Then there’s the weather, which hit 78 degrees last February during a heat wave in the middle of winter. At least the artificial snow on the slopes won’t melt.
Despite the problems, the Winter Games promise to feature the biggest names in snow and ice: figure skater Nathen Chen, skier Mikaela Shiffrin and snowboarder Shaun White – if they qualify.
The Beijing Games are expected to host a total of 109 events in the sports of biathlon, bobsleigh, curling, ice hockey, luge, skating and skiing. The IOC plans to introduce seven new events, including men’s and women’s big air freestyle, women’s solo bobsleigh and mixed team competitions.
Here’s a look at some of the top athletes to watch out for:
Shiffrin, 26, has the chance to become the most decorated American skier in history. She is a two-time gold medalist, three-time overall champion of the World Cup and four-time world champion in slalom.
The French Mathieu Faivre and Alexis Pinturault are among the best in men with the Austrians Vincent Kriechmayr and Matthias Mayer and the five-time medalist Kjetil Jansrud of Norway.
Bryce Bennett and Travis Ganong of Lake Tahoe could challenge them in the speed trials.
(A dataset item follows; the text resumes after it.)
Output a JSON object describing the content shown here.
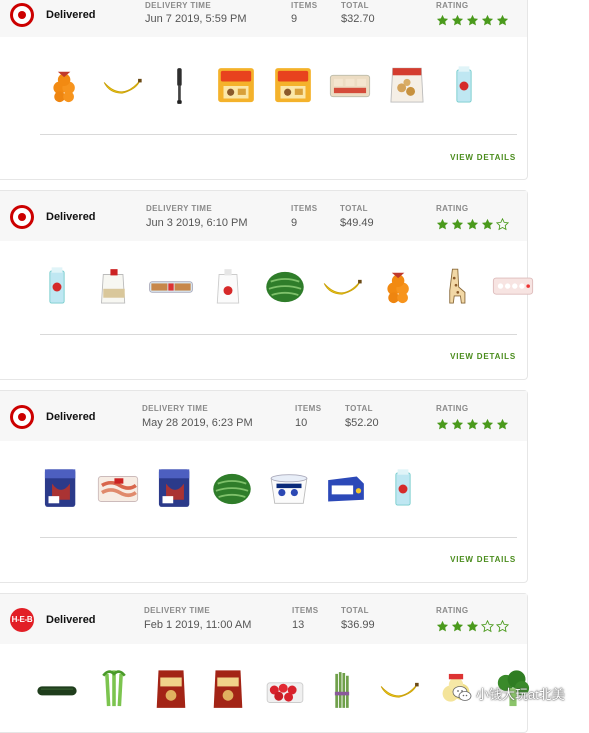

Eileen Gu, a teenager from Stanford, is an aspiring X-Games star in downhill skiing while representing China to help develop the sport in her mother’s homeland. The San Franciscan learned to ski in Tahoe.
Canada’s Mikael Kingsbury is looking to defend his mogul ski title against Pyeongchang. He also won a silver medal in Sochi in 2014. Kingsbury has won the most freestyle skiing world medals of all men in history.
Nathan Chen struggled on his Olympic debut in 2018 to place fifth. Since then, the Yale student has been unstoppable as the reigning three-time world champion. Japan’s Yuzuru Hanyu, reigning two-time Olympic champion, is his closest competitor.
Vincent Zhou of Palo Alto has been Chen’s finalist at the US Championships for two of the past three years.
Russians Anna Shcherbakova and teenager Kamila Valieva are favorites in the women’s competition. Bradie Tennell is America’s most consistent skater, but 16-year-old Alysa Liu of Richmond is making her senior debut with a lot of promise. Karen Chen of Fremont could also be part of her second Olympic team.
Reigning halfpipe champion Chloe Kim of Orange County and Mammoth Lakes is one of the biggest stars in her sport. Kim, 21, took a year off the slopes to attend Princeton. But now she’s back.
The same goes for White, who is aiming for his fourth Olympic title at 34. But he could meet stiff competition from Truckee’s protÃ©gÃ© Toby Miller.
NHL stars Sidney Crosby and Connor McDavid lead the Canadian squad, which is expected to reign on the ice as the reigning world champions.
The women’s ice hockey tournament is set to be another North American showdown between Canada and the United States. The United States has University of Wisconsin goal scorer Abby Roque – coached by former Sharks player Tony Granato – making his long-awaited Olympic debut.